» Dataset extract:
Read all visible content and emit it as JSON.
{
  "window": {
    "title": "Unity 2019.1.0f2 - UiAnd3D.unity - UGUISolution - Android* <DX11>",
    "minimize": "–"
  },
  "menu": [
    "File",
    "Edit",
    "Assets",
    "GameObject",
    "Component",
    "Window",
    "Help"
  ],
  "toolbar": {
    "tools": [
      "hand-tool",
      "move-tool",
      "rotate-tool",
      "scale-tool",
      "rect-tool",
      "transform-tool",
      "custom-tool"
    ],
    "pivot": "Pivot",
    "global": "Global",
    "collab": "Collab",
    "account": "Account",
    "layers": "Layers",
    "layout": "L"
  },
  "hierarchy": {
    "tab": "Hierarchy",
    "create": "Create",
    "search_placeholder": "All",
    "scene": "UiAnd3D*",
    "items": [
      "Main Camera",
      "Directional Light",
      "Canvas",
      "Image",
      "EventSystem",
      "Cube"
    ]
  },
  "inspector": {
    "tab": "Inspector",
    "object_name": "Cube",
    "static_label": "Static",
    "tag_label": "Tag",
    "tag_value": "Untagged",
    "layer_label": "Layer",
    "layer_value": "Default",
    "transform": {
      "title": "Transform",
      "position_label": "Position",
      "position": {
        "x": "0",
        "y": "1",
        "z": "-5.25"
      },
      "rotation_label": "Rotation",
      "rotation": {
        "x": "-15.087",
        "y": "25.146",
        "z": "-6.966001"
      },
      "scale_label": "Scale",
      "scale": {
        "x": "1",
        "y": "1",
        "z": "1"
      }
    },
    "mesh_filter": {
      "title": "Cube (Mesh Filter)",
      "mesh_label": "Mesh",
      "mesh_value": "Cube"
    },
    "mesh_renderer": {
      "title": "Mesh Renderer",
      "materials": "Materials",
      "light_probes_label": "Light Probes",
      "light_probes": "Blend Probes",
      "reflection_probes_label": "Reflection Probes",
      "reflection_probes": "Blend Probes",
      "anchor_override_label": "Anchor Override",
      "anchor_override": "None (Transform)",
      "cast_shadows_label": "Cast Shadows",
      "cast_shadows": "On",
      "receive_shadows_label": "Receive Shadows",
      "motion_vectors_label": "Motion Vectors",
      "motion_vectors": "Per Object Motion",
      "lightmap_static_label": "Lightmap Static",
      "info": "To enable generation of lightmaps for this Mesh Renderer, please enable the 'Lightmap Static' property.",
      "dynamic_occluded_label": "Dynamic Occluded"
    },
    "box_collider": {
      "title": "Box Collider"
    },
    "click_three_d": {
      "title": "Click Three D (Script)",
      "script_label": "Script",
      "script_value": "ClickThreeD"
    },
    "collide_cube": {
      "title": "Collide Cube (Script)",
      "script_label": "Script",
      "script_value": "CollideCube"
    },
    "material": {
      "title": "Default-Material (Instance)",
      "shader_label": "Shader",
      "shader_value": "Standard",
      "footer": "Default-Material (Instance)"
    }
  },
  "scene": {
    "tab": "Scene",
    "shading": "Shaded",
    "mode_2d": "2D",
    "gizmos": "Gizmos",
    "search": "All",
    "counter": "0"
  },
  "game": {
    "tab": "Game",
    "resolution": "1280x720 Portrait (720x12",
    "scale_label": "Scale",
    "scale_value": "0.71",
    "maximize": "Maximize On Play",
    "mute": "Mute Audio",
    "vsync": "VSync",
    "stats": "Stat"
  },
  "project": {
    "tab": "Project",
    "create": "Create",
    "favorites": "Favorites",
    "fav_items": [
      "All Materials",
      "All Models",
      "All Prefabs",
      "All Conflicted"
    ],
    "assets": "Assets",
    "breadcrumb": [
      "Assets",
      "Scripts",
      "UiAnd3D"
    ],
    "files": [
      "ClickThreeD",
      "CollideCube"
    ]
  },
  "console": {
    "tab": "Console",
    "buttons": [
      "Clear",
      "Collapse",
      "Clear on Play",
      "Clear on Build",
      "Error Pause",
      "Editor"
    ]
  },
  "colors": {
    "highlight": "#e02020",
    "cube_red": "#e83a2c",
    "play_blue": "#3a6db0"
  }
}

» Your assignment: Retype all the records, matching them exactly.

» Task solution:
Read all visible content and emit it as JSON.
{
  "window": {
    "title": "Unity 2019.1.0f2 - UiAnd3D.unity - UGUISolution - Android* <DX11>",
    "minimize": "–"
  },
  "menu": [
    "File",
    "Edit",
    "Assets",
    "GameObject",
    "Component",
    "Window",
    "Help"
  ],
  "toolbar": {
    "tools": [
      "hand-tool",
      "move-tool",
      "rotate-tool",
      "scale-tool",
      "rect-tool",
      "transform-tool",
      "custom-tool"
    ],
    "pivot": "Pivot",
    "global": "Global",
    "collab": "Collab",
    "account": "Account",
    "layers": "Layers",
    "layout": "L"
  },
  "hierarchy": {
    "tab": "Hierarchy",
    "create": "Create",
    "search_placeholder": "All",
    "scene": "UiAnd3D*",
    "items": [
      "Main Camera",
      "Directional Light",
      "Canvas",
      "Image",
      "EventSystem",
      "Cube"
    ]
  },
  "inspector": {
    "tab": "Inspector",
    "object_name": "Cube",
    "static_label": "Static",
    "tag_label": "Tag",
    "tag_value": "Untagged",
    "layer_label": "Layer",
    "layer_value": "Default",
    "transform": {
      "title": "Transform",
      "position_label": "Position",
      "position": {
        "x": "0",
        "y": "1",
        "z": "-5.25"
      },
      "rotation_label": "Rotation",
      "rotation": {
        "x": "-15.087",
        "y": "25.146",
        "z": "-6.966001"
      },
      "scale_label": "Scale",
      "scale": {
        "x": "1",
        "y": "1",
        "z": "1"
      }
    },
    "mesh_filter": {
      "title": "Cube (Mesh Filter)",
      "mesh_label": "Mesh",
      "mesh_value": "Cube"
    },
    "mesh_renderer": {
      "title": "Mesh Renderer",
      "materials": "Materials",
      "light_probes_label": "Light Probes",
      "light_probes": "Blend Probes",
      "reflection_probes_label": "Reflection Probes",
      "reflection_probes": "Blend Probes",
      "anchor_override_label": "Anchor Override",
      "anchor_override": "None (Transform)",
      "cast_shadows_label": "Cast Shadows",
      "cast_shadows": "On",
      "receive_shadows_label": "Receive Shadows",
      "motion_vectors_label": "Motion Vectors",
      "motion_vectors": "Per Object Motion",
      "lightmap_static_label": "Lightmap Static",
      "info": "To enable generation of lightmaps for this Mesh Renderer, please enable the 'Lightmap Static' property.",
      "dynamic_occluded_label": "Dynamic Occluded"
    },
    "box_collider": {
      "title": "Box Collider"
    },
    "click_three_d": {
      "title": "Click Three D (Script)",
      "script_label": "Script",
      "script_value": "ClickThreeD"
    },
    "collide_cube": {
      "title": "Collide Cube (Script)",
      "script_label": "Script",
      "script_value": "CollideCube"
    },
    "material": {
      "title": "Default-Material (Instance)",
      "shader_label": "Shader",
      "shader_value": "Standard",
      "footer": "Default-Material (Instance)"
    }
  },
  "scene": {
    "tab": "Scene",
    "shading": "Shaded",
    "mode_2d": "2D",
    "gizmos": "Gizmos",
    "search": "All",
    "counter": "0"
  },
  "game": {
    "tab": "Game",
    "resolution": "1280x720 Portrait (720x12",
    "scale_label": "Scale",
    "scale_value": "0.71",
    "maximize": "Maximize On Play",
    "mute": "Mute Audio",
    "vsync": "VSync",
    "stats": "Stat"
  },
  "project": {
    "tab": "Project",
    "create": "Create",
    "favorites": "Favorites",
    "fav_items": [
      "All Materials",
      "All Models",
      "All Prefabs",
      "All Conflicted"
    ],
    "assets": "Assets",
    "breadcrumb": [
      "Assets",
      "Scripts",
      "UiAnd3D"
    ],
    "files": [
      "ClickThreeD",
      "CollideCube"
    ]
  },
  "console": {
    "tab": "Console",
    "buttons": [
      "Clear",
      "Collapse",
      "Clear on Play",
      "Clear on Build",
      "Error Pause",
      "Editor"
    ]
  },
  "colors": {
    "highlight": "#e02020",
    "cube_red": "#e83a2c",
    "play_blue": "#3a6db0"
  }
}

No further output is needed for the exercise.